We suggest if you get a job offer, you ask the foreign teacher at the school as much as possible about the school’s policy. Are you the kind of person who is happy to follow a textbook, with very little preparation or planning and regurgitate a textbook? Or are you someone who prefers to be creative, thoughtful and spend some time preparing classes?

The most important thing about being a teacher in Korea is that you show enthusiasm and passion in the classroom. Koreans rarely have the opportunity to interact with foreigners so a large part of your job is to ensure your students feel comfortable interacting with you, enjoy your classes and go home to tell their parents positive things about your lessons. Most teachers arrive with very little or even no experience but if you have a positive attitude, form a good rapport with your students, get on with co-workers and demonstrate a desire to develop teaching skills it is highly likely you will enjoy your job

Most schools will give you some training when you arrive, this usually consists of sitting in your co-workers' lessons and observing how they conduct the class. Once your training is over you are expected to hit the ground running and will learn your teaching skills as you go along. During your first couple of months it is vital that you spend some time preparing for your lessons until you become comfortable with the teaching material provided.

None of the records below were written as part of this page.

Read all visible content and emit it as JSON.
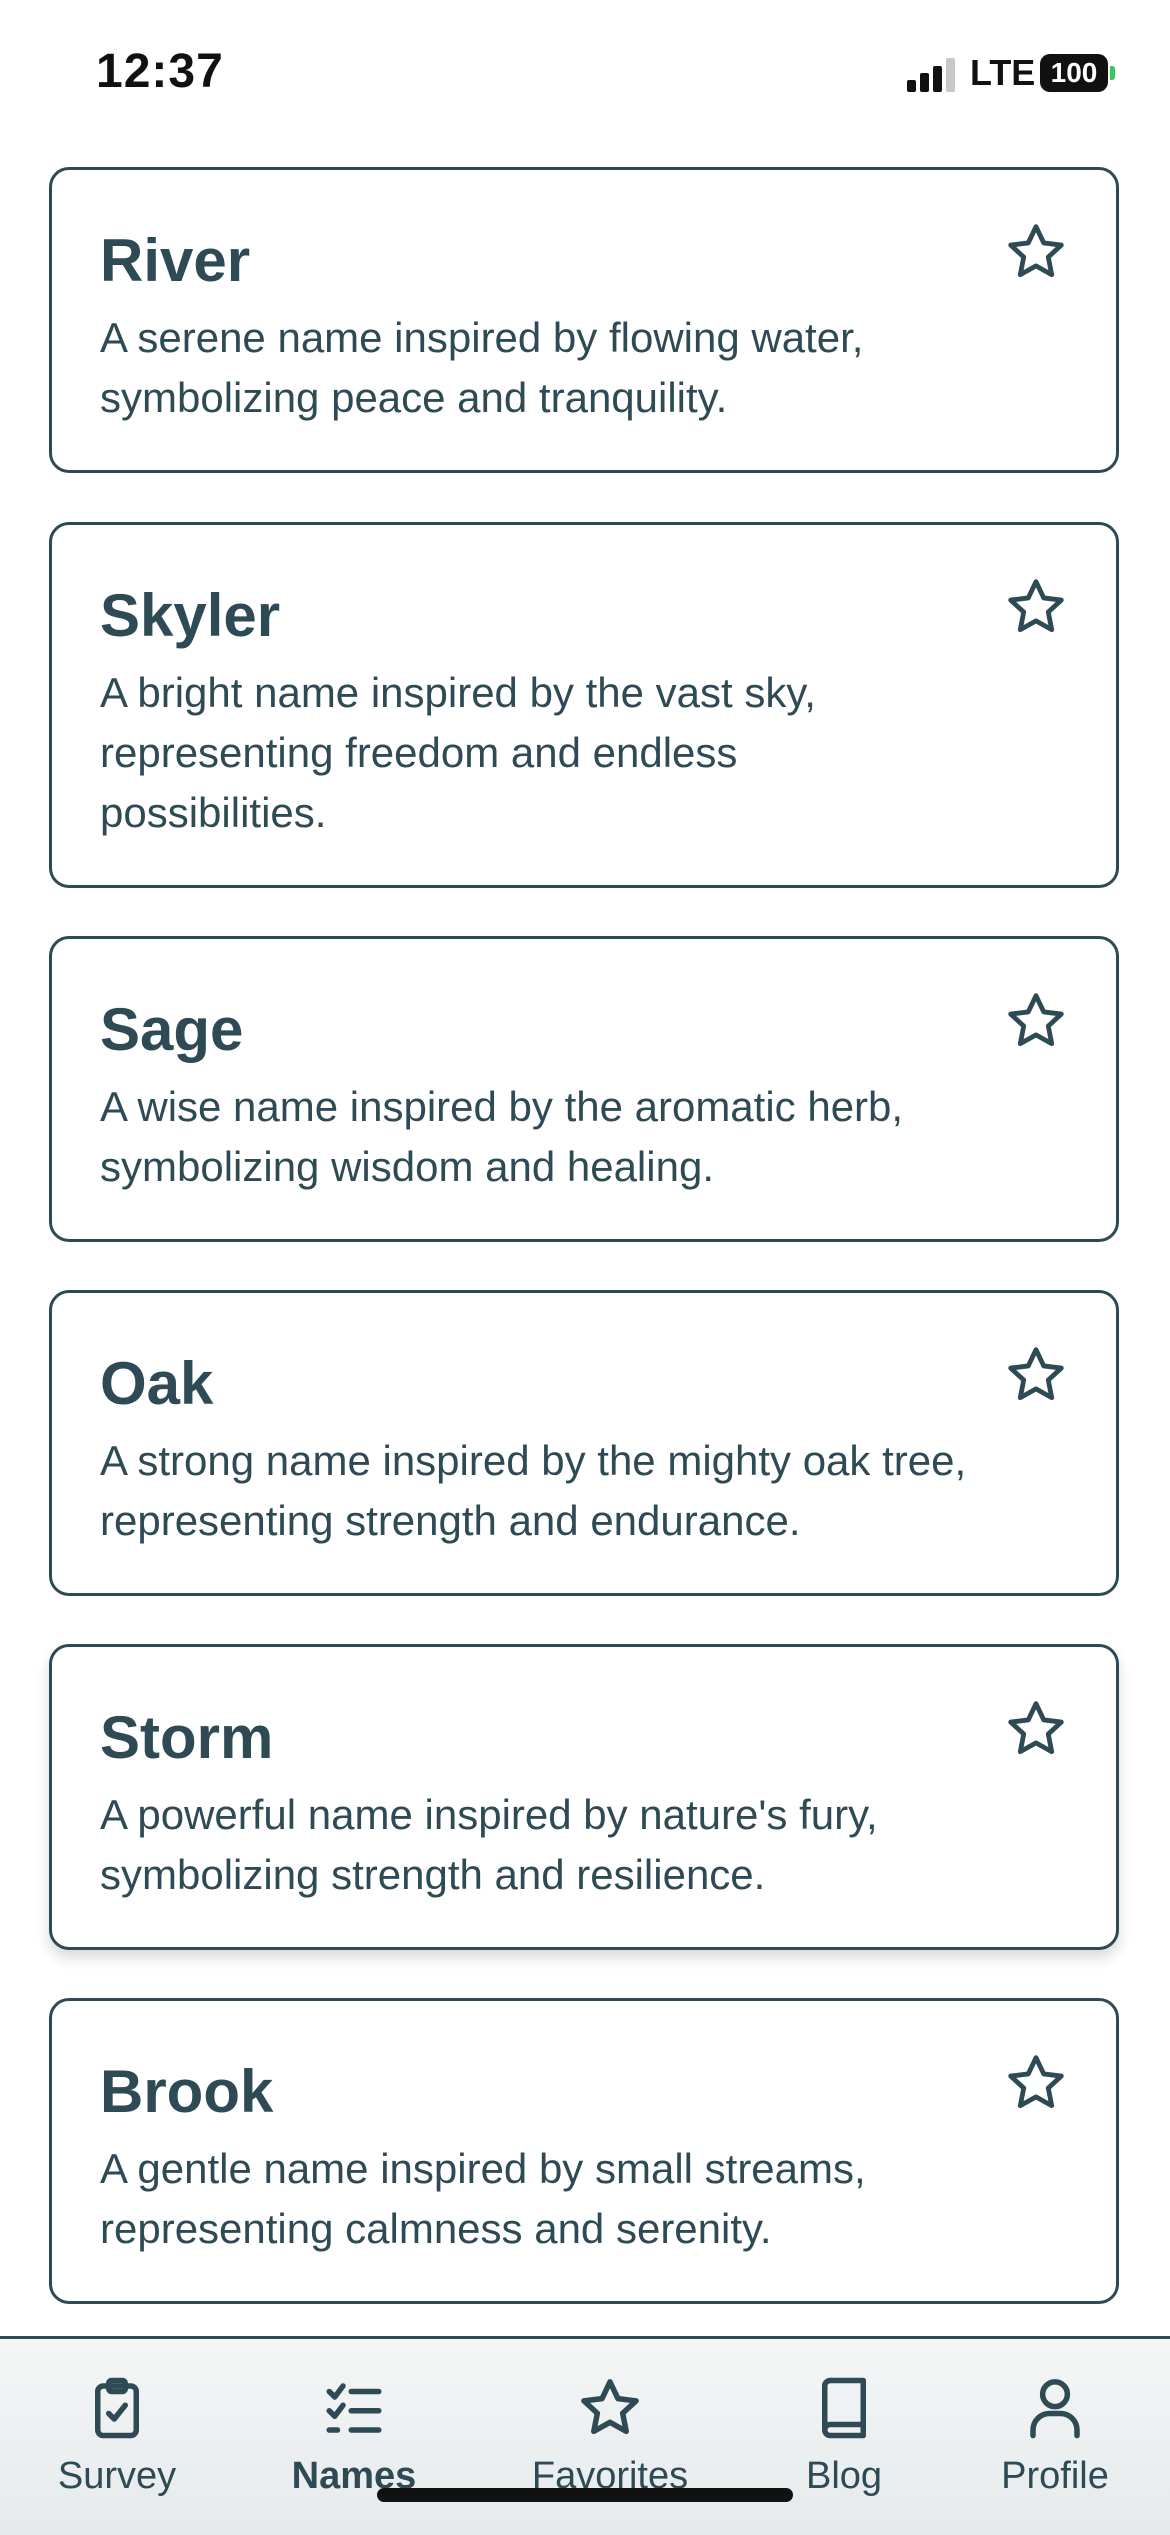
{
  "status_bar": {
    "time": "12:37",
    "network": "LTE",
    "battery": "100"
  },
  "names": [
    {
      "name": "River",
      "description": "A serene name inspired by flowing water, symbolizing peace and tranquility."
    },
    {
      "name": "Skyler",
      "description": "A bright name inspired by the vast sky, representing freedom and endless possibilities."
    },
    {
      "name": "Sage",
      "description": "A wise name inspired by the aromatic herb, symbolizing wisdom and healing."
    },
    {
      "name": "Oak",
      "description": "A strong name inspired by the mighty oak tree, representing strength and endurance."
    },
    {
      "name": "Storm",
      "description": "A powerful name inspired by nature's fury, symbolizing strength and resilience."
    },
    {
      "name": "Brook",
      "description": "A gentle name inspired by small streams, representing calmness and serenity."
    }
  ],
  "tabs": [
    {
      "label": "Survey",
      "icon": "clipboard-check-icon"
    },
    {
      "label": "Names",
      "icon": "checklist-icon",
      "active": true
    },
    {
      "label": "Favorites",
      "icon": "star-icon"
    },
    {
      "label": "Blog",
      "icon": "book-icon"
    },
    {
      "label": "Profile",
      "icon": "user-icon"
    }
  ],
  "colors": {
    "primary": "#2e4a55",
    "background": "#ffffff"
  }
}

During your working day you will have free classes so we highly recommend that you spend this time scouring the Internet for resources that will help your class to be more interesting for your students. Below we have provided some useful website to get you started.








Being a Teacher

Useful Teaching Resources

Your job is to improve your students’ speaking skills using textbooks, story books, flashcards, role plays, music, dance, art, games, debates and Q&A sessions. You’ll be pleased to know the teaching of grammar is left to Korean teachers so you are not required to have an in depth knowledge about the rules of the English language!

From the outset it is important you understand that every hagwon is run differently and your teaching will depend on the age and level of your students. Most hagwons have a curriculum, some allow for your own input and ideas, while others will expect you to each straight out of the textbooks and the lessons will be planned down to the minute.